__TASK OBJECTIVE__
Every entry below must be repeated exactly; skip the pictures.

__ENTRIES SUPPLIED__
------------------------------------------------

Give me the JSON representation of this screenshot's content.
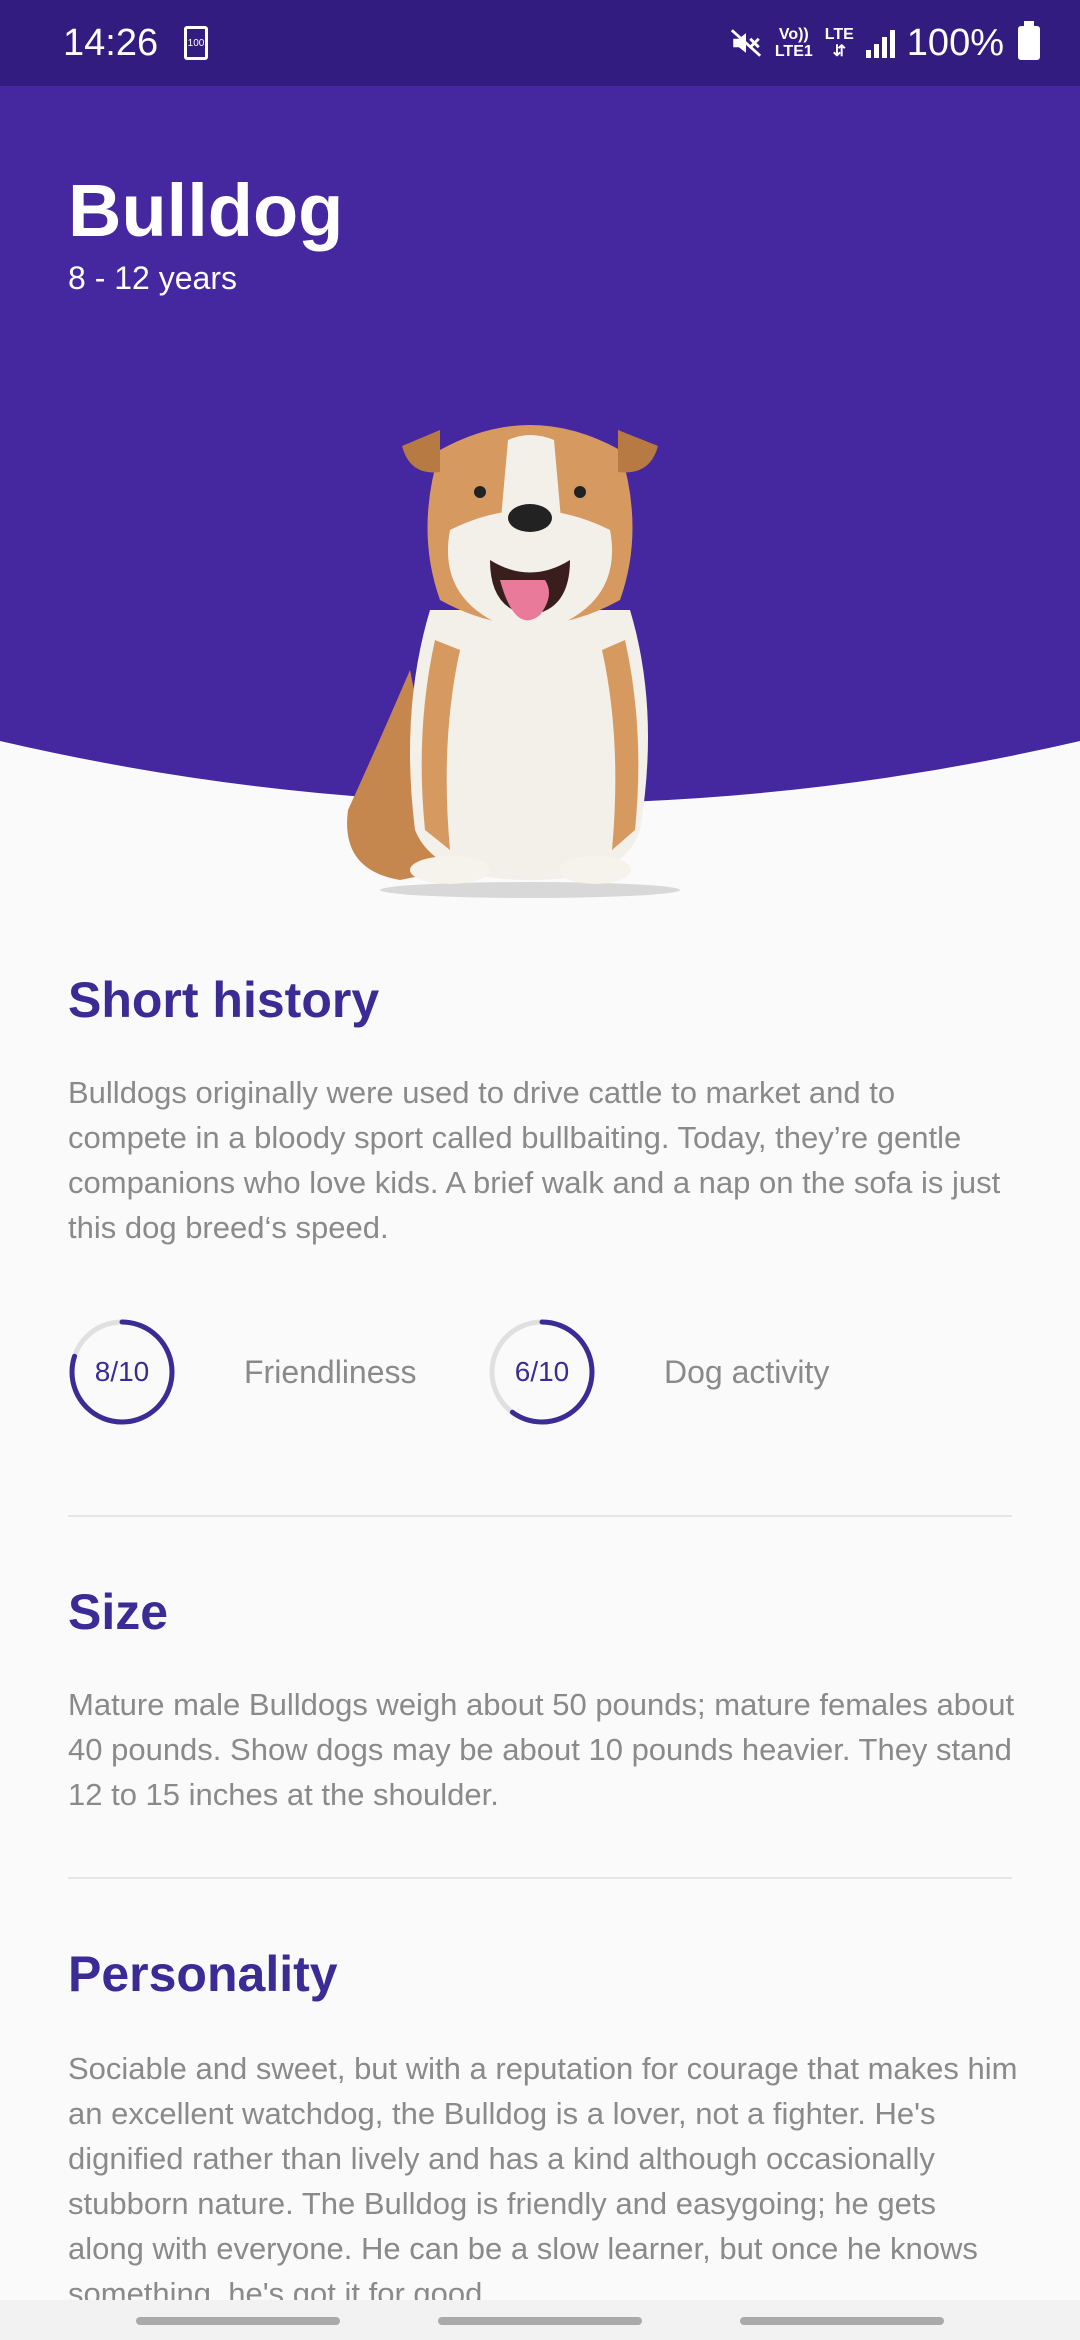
{
  "status_bar": {
    "time": "14:26",
    "battery_saver_text": "100",
    "network_volte": "Vo))",
    "network_lte1": "LTE1",
    "network_lte": "LTE",
    "battery_percent": "100%"
  },
  "header": {
    "title": "Bulldog",
    "lifespan": "8 - 12 years",
    "background_color": "#4527a0"
  },
  "sections": {
    "history": {
      "title": "Short history",
      "text": "Bulldogs originally were used to drive cattle to market and to compete in a bloody sport called bullbaiting. Today, they’re gentle companions who love kids. A brief walk and a nap on the sofa is just this dog breed‘s speed."
    },
    "size": {
      "title": "Size",
      "text": "Mature male Bulldogs weigh about 50 pounds; mature females about 40 pounds. Show dogs may be about 10 pounds heavier. They stand 12 to 15 inches at the shoulder."
    },
    "personality": {
      "title": "Personality",
      "text": "Sociable and sweet, but with a reputation for courage that makes him an excellent watchdog, the Bulldog is a lover, not a fighter. He's dignified rather than lively and has a kind although occasionally stubborn nature. The Bulldog is friendly and easygoing; he gets along with everyone. He can be a slow learner, but once he knows something, he's got it for good."
    }
  },
  "ratings": {
    "friendliness": {
      "value_text": "8/10",
      "label": "Friendliness",
      "score": 8,
      "max": 10
    },
    "activity": {
      "value_text": "6/10",
      "label": "Dog activity",
      "score": 6,
      "max": 10
    }
  },
  "colors": {
    "accent": "#3b2b95",
    "status_bar": "#321c80",
    "ring_track": "#e0e0e0"
  }
}
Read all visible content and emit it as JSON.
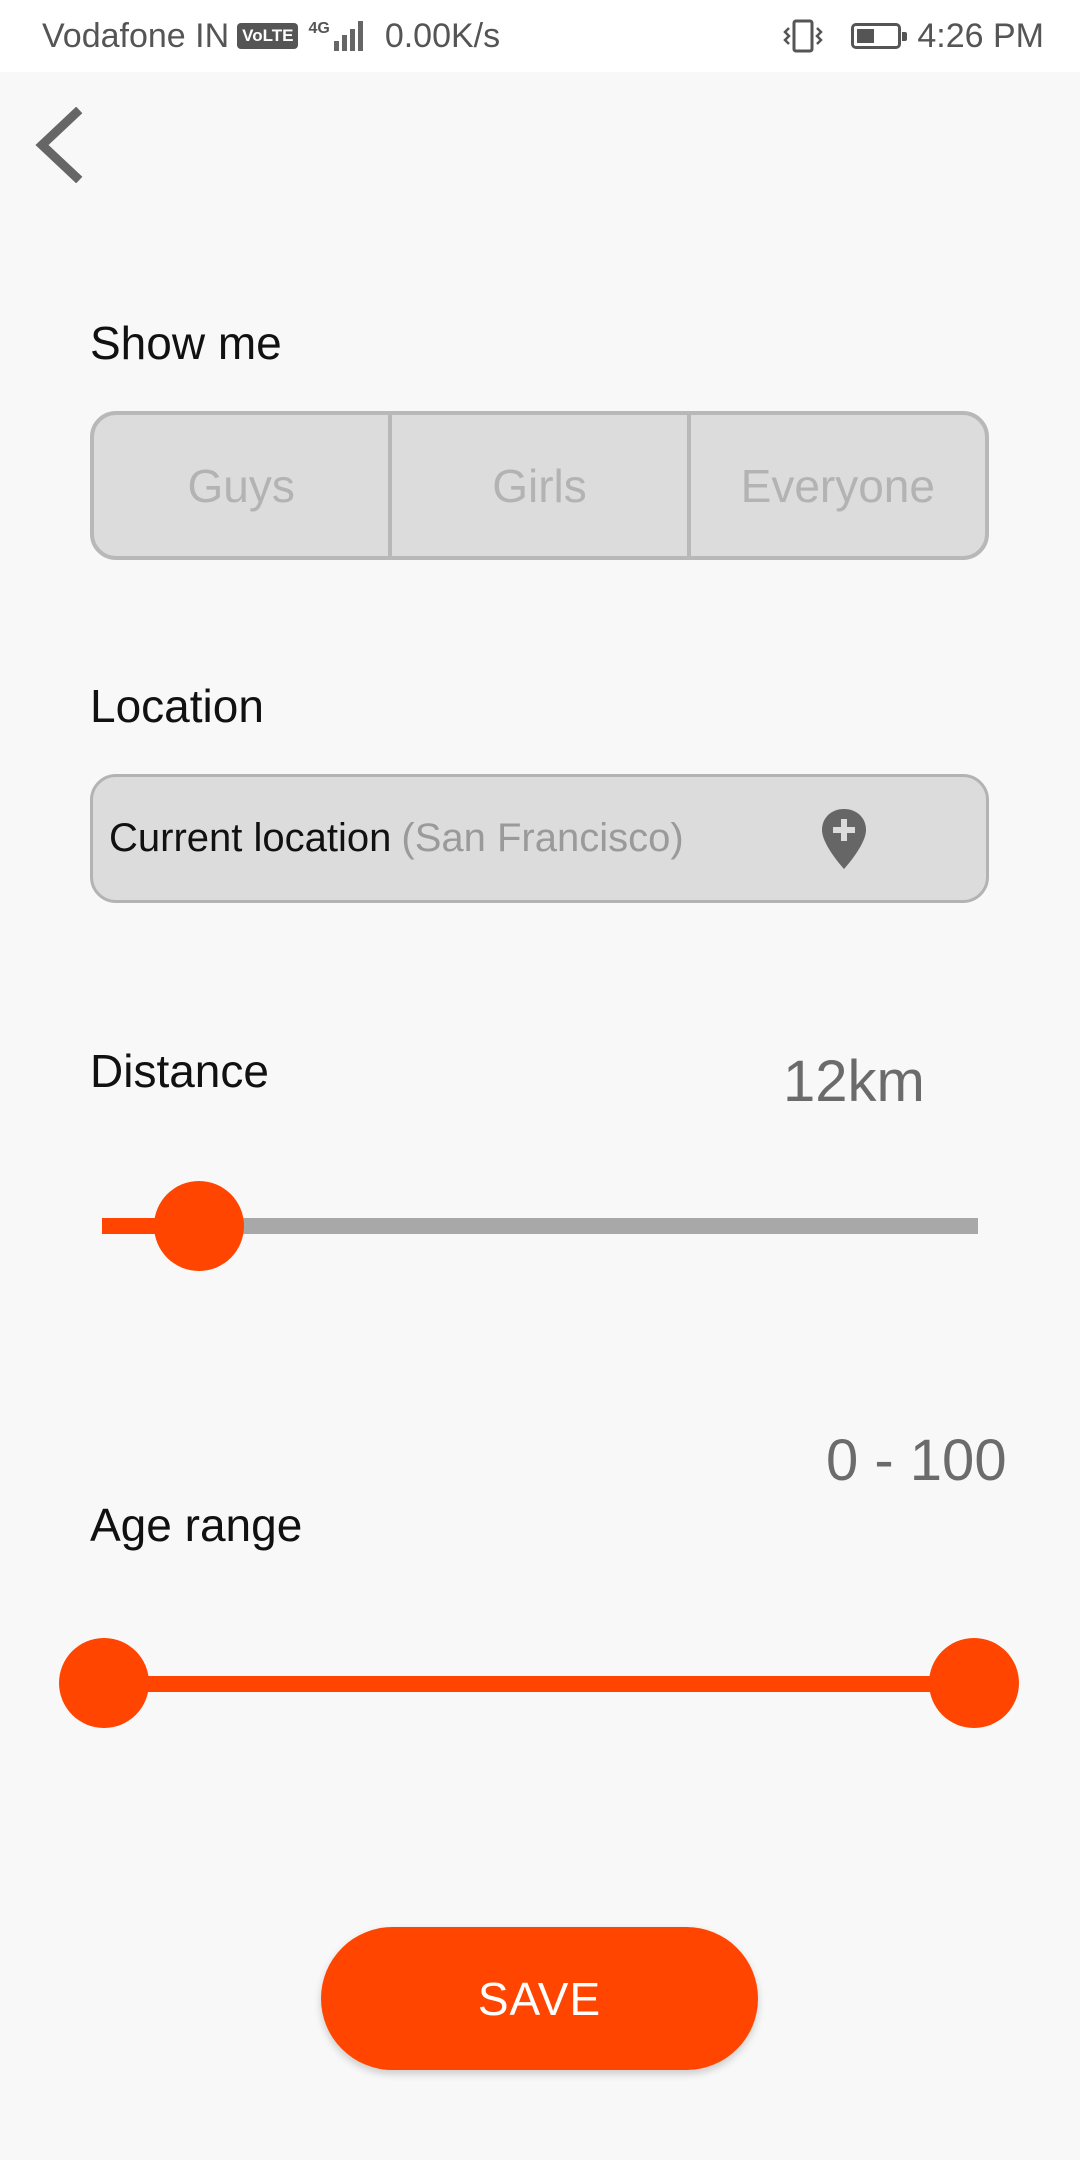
{
  "status_bar": {
    "carrier": "Vodafone IN",
    "volte": "VoLTE",
    "network": "4G",
    "speed": "0.00K/s",
    "time": "4:26 PM",
    "battery_level": 0.45,
    "icons": [
      "signal-icon",
      "vibrate-icon",
      "battery-icon"
    ]
  },
  "header": {
    "back_icon": "chevron-left-icon"
  },
  "show_me": {
    "label": "Show me",
    "options": [
      "Guys",
      "Girls",
      "Everyone"
    ]
  },
  "location": {
    "label": "Location",
    "current": "Current location",
    "city": "(San Francisco)",
    "icon": "add-location-pin-icon"
  },
  "distance": {
    "label": "Distance",
    "value_text": "12km",
    "value": 12,
    "min": 0,
    "max": 100
  },
  "age_range": {
    "label": "Age range",
    "value_text": "0 - 100",
    "low": 0,
    "high": 100,
    "min": 0,
    "max": 100
  },
  "save": {
    "label": "SAVE"
  },
  "colors": {
    "accent": "#ff4500",
    "track_inactive": "#a8a8a8",
    "field_bg": "#dcdcdc",
    "background": "#f8f8f8"
  }
}
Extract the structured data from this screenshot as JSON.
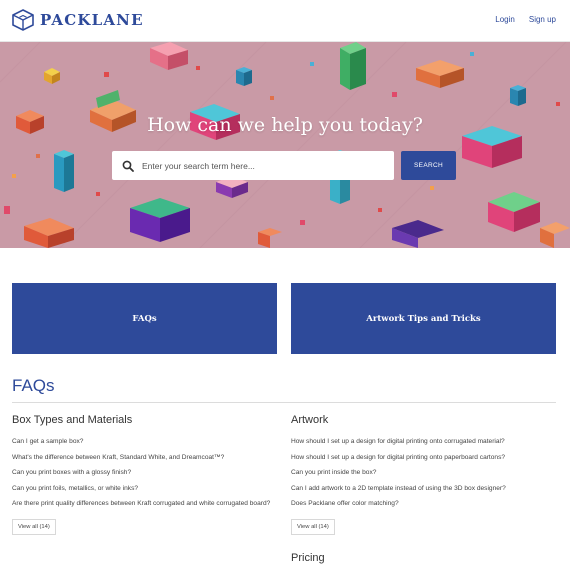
{
  "header": {
    "brand": "PACKLANE",
    "logo_icon": "box-logo-icon",
    "login_label": "Login",
    "signup_label": "Sign up"
  },
  "hero": {
    "title": "How can we help you today?",
    "search_placeholder": "Enter your search term here...",
    "search_button": "SEARCH",
    "search_icon": "search-icon"
  },
  "categories": [
    "FAQs",
    "Artwork Tips and Tricks"
  ],
  "faq": {
    "heading": "FAQs",
    "sections": [
      {
        "title": "Box Types and Materials",
        "questions": [
          "Can I get a sample box?",
          "What's the difference between Kraft, Standard White, and Dreamcoat™?",
          "Can you print boxes with a glossy finish?",
          "Can you print foils, metallics, or white inks?",
          "Are there print quality differences between Kraft corrugated and white corrugated board?"
        ],
        "view_all": "View all (14)"
      },
      {
        "title": "Artwork",
        "questions": [
          "How should I set up a design for digital printing onto corrugated material?",
          "How should I set up a design for digital printing onto paperboard cartons?",
          "Can you print inside the box?",
          "Can I add artwork to a 2D template instead of using the 3D box designer?",
          "Does Packlane offer color matching?"
        ],
        "view_all": "View all (14)"
      },
      {
        "title": "Pricing"
      }
    ]
  },
  "colors": {
    "brand": "#2e4a9a",
    "hero_background": "#c99aa6"
  }
}
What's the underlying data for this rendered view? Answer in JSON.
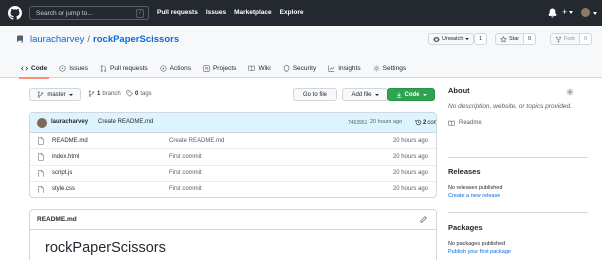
{
  "topbar": {
    "search_placeholder": "Search or jump to...",
    "search_shortcut": "/",
    "nav": [
      "Pull requests",
      "Issues",
      "Marketplace",
      "Explore"
    ],
    "new_label": "+"
  },
  "repo": {
    "owner": "lauracharvey",
    "separator": "/",
    "name": "rockPaperScissors",
    "unwatch_label": "Unwatch",
    "watch_count": "1",
    "star_label": "Star",
    "star_count": "0",
    "fork_label": "Fork",
    "fork_count": "0"
  },
  "tabs": [
    {
      "label": "Code",
      "icon": "code-icon",
      "active": true
    },
    {
      "label": "Issues",
      "icon": "issue-icon"
    },
    {
      "label": "Pull requests",
      "icon": "pull-request-icon"
    },
    {
      "label": "Actions",
      "icon": "play-icon"
    },
    {
      "label": "Projects",
      "icon": "project-icon"
    },
    {
      "label": "Wiki",
      "icon": "book-icon"
    },
    {
      "label": "Security",
      "icon": "shield-icon"
    },
    {
      "label": "Insights",
      "icon": "graph-icon"
    },
    {
      "label": "Settings",
      "icon": "gear-icon"
    }
  ],
  "branchbar": {
    "branch": "master",
    "branches_count": "1",
    "branches_label": "branch",
    "tags_count": "0",
    "tags_label": "tags",
    "goto_file": "Go to file",
    "add_file": "Add file",
    "code": "Code"
  },
  "latest_commit": {
    "author": "lauracharvey",
    "message": "Create README.md",
    "sha": "7463951",
    "time": "20 hours ago",
    "commits_count": "2",
    "commits_label": "commits"
  },
  "files": [
    {
      "name": "README.md",
      "message": "Create README.md",
      "age": "20 hours ago"
    },
    {
      "name": "index.html",
      "message": "First commit",
      "age": "20 hours ago"
    },
    {
      "name": "script.js",
      "message": "First commit",
      "age": "20 hours ago"
    },
    {
      "name": "style.css",
      "message": "First commit",
      "age": "20 hours ago"
    }
  ],
  "readme": {
    "filename": "README.md",
    "heading": "rockPaperScissors"
  },
  "sidebar": {
    "about_title": "About",
    "about_text": "No description, website, or topics provided.",
    "readme_label": "Readme",
    "releases_title": "Releases",
    "releases_text": "No releases published",
    "releases_link": "Create a new release",
    "packages_title": "Packages",
    "packages_text": "No packages published",
    "packages_link": "Publish your first package"
  },
  "colors": {
    "header_bg": "#24292f",
    "accent_link": "#0969da",
    "code_button": "#2da44e",
    "active_tab_underline": "#fd8c73",
    "commit_row_bg": "#ddf4ff"
  }
}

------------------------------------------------

__EXERCISE RESPONSE__
Give me the JSON representation of this screenshot's content.
{
  "status_bar": {
    "time": "14:26",
    "battery_saver_text": "100",
    "network_volte": "Vo))",
    "network_lte1": "LTE1",
    "network_lte": "LTE",
    "battery_percent": "100%"
  },
  "header": {
    "title": "Bulldog",
    "lifespan": "8 - 12 years",
    "background_color": "#4527a0"
  },
  "sections": {
    "history": {
      "title": "Short history",
      "text": "Bulldogs originally were used to drive cattle to market and to compete in a bloody sport called bullbaiting. Today, they’re gentle companions who love kids. A brief walk and a nap on the sofa is just this dog breed‘s speed."
    },
    "size": {
      "title": "Size",
      "text": "Mature male Bulldogs weigh about 50 pounds; mature females about 40 pounds. Show dogs may be about 10 pounds heavier. They stand 12 to 15 inches at the shoulder."
    },
    "personality": {
      "title": "Personality",
      "text": "Sociable and sweet, but with a reputation for courage that makes him an excellent watchdog, the Bulldog is a lover, not a fighter. He's dignified rather than lively and has a kind although occasionally stubborn nature. The Bulldog is friendly and easygoing; he gets along with everyone. He can be a slow learner, but once he knows something, he's got it for good."
    }
  },
  "ratings": {
    "friendliness": {
      "value_text": "8/10",
      "label": "Friendliness",
      "score": 8,
      "max": 10
    },
    "activity": {
      "value_text": "6/10",
      "label": "Dog activity",
      "score": 6,
      "max": 10
    }
  },
  "colors": {
    "accent": "#3b2b95",
    "status_bar": "#321c80",
    "ring_track": "#e0e0e0"
  }
}
Read all visible content and emit it as JSON.
{
  "status_bar": {
    "carrier": "Vodafone IN",
    "volte": "VoLTE",
    "network": "4G",
    "speed": "0.00K/s",
    "time": "4:26 PM",
    "battery_level": 0.45,
    "icons": [
      "signal-icon",
      "vibrate-icon",
      "battery-icon"
    ]
  },
  "header": {
    "back_icon": "chevron-left-icon"
  },
  "show_me": {
    "label": "Show me",
    "options": [
      "Guys",
      "Girls",
      "Everyone"
    ]
  },
  "location": {
    "label": "Location",
    "current": "Current location",
    "city": "(San Francisco)",
    "icon": "add-location-pin-icon"
  },
  "distance": {
    "label": "Distance",
    "value_text": "12km",
    "value": 12,
    "min": 0,
    "max": 100
  },
  "age_range": {
    "label": "Age range",
    "value_text": "0 - 100",
    "low": 0,
    "high": 100,
    "min": 0,
    "max": 100
  },
  "save": {
    "label": "SAVE"
  },
  "colors": {
    "accent": "#ff4500",
    "track_inactive": "#a8a8a8",
    "field_bg": "#dcdcdc",
    "background": "#f8f8f8"
  }
}
Extract the structured data from this screenshot as JSON.
{
  "header": {
    "brand": "PACKLANE",
    "logo_icon": "box-logo-icon",
    "login_label": "Login",
    "signup_label": "Sign up"
  },
  "hero": {
    "title": "How can we help you today?",
    "search_placeholder": "Enter your search term here...",
    "search_button": "SEARCH",
    "search_icon": "search-icon"
  },
  "categories": [
    "FAQs",
    "Artwork Tips and Tricks"
  ],
  "faq": {
    "heading": "FAQs",
    "sections": [
      {
        "title": "Box Types and Materials",
        "questions": [
          "Can I get a sample box?",
          "What's the difference between Kraft, Standard White, and Dreamcoat™?",
          "Can you print boxes with a glossy finish?",
          "Can you print foils, metallics, or white inks?",
          "Are there print quality differences between Kraft corrugated and white corrugated board?"
        ],
        "view_all": "View all (14)"
      },
      {
        "title": "Artwork",
        "questions": [
          "How should I set up a design for digital printing onto corrugated material?",
          "How should I set up a design for digital printing onto paperboard cartons?",
          "Can you print inside the box?",
          "Can I add artwork to a 2D template instead of using the 3D box designer?",
          "Does Packlane offer color matching?"
        ],
        "view_all": "View all (14)"
      },
      {
        "title": "Pricing"
      }
    ]
  },
  "colors": {
    "brand": "#2e4a9a",
    "hero_background": "#c99aa6"
  }
}
What's the underlying data for this rendered view? Answer in JSON.
{
  "topbar": {
    "search_placeholder": "Search or jump to...",
    "search_shortcut": "/",
    "nav": [
      "Pull requests",
      "Issues",
      "Marketplace",
      "Explore"
    ],
    "new_label": "+"
  },
  "repo": {
    "owner": "lauracharvey",
    "separator": "/",
    "name": "rockPaperScissors",
    "unwatch_label": "Unwatch",
    "watch_count": "1",
    "star_label": "Star",
    "star_count": "0",
    "fork_label": "Fork",
    "fork_count": "0"
  },
  "tabs": [
    {
      "label": "Code",
      "icon": "code-icon",
      "active": true
    },
    {
      "label": "Issues",
      "icon": "issue-icon"
    },
    {
      "label": "Pull requests",
      "icon": "pull-request-icon"
    },
    {
      "label": "Actions",
      "icon": "play-icon"
    },
    {
      "label": "Projects",
      "icon": "project-icon"
    },
    {
      "label": "Wiki",
      "icon": "book-icon"
    },
    {
      "label": "Security",
      "icon": "shield-icon"
    },
    {
      "label": "Insights",
      "icon": "graph-icon"
    },
    {
      "label": "Settings",
      "icon": "gear-icon"
    }
  ],
  "branchbar": {
    "branch": "master",
    "branches_count": "1",
    "branches_label": "branch",
    "tags_count": "0",
    "tags_label": "tags",
    "goto_file": "Go to file",
    "add_file": "Add file",
    "code": "Code"
  },
  "latest_commit": {
    "author": "lauracharvey",
    "message": "Create README.md",
    "sha": "7463951",
    "time": "20 hours ago",
    "commits_count": "2",
    "commits_label": "commits"
  },
  "files": [
    {
      "name": "README.md",
      "message": "Create README.md",
      "age": "20 hours ago"
    },
    {
      "name": "index.html",
      "message": "First commit",
      "age": "20 hours ago"
    },
    {
      "name": "script.js",
      "message": "First commit",
      "age": "20 hours ago"
    },
    {
      "name": "style.css",
      "message": "First commit",
      "age": "20 hours ago"
    }
  ],
  "readme": {
    "filename": "README.md",
    "heading": "rockPaperScissors"
  },
  "sidebar": {
    "about_title": "About",
    "about_text": "No description, website, or topics provided.",
    "readme_label": "Readme",
    "releases_title": "Releases",
    "releases_text": "No releases published",
    "releases_link": "Create a new release",
    "packages_title": "Packages",
    "packages_text": "No packages published",
    "packages_link": "Publish your first package"
  },
  "colors": {
    "header_bg": "#24292f",
    "accent_link": "#0969da",
    "code_button": "#2da44e",
    "active_tab_underline": "#fd8c73",
    "commit_row_bg": "#ddf4ff"
  }
}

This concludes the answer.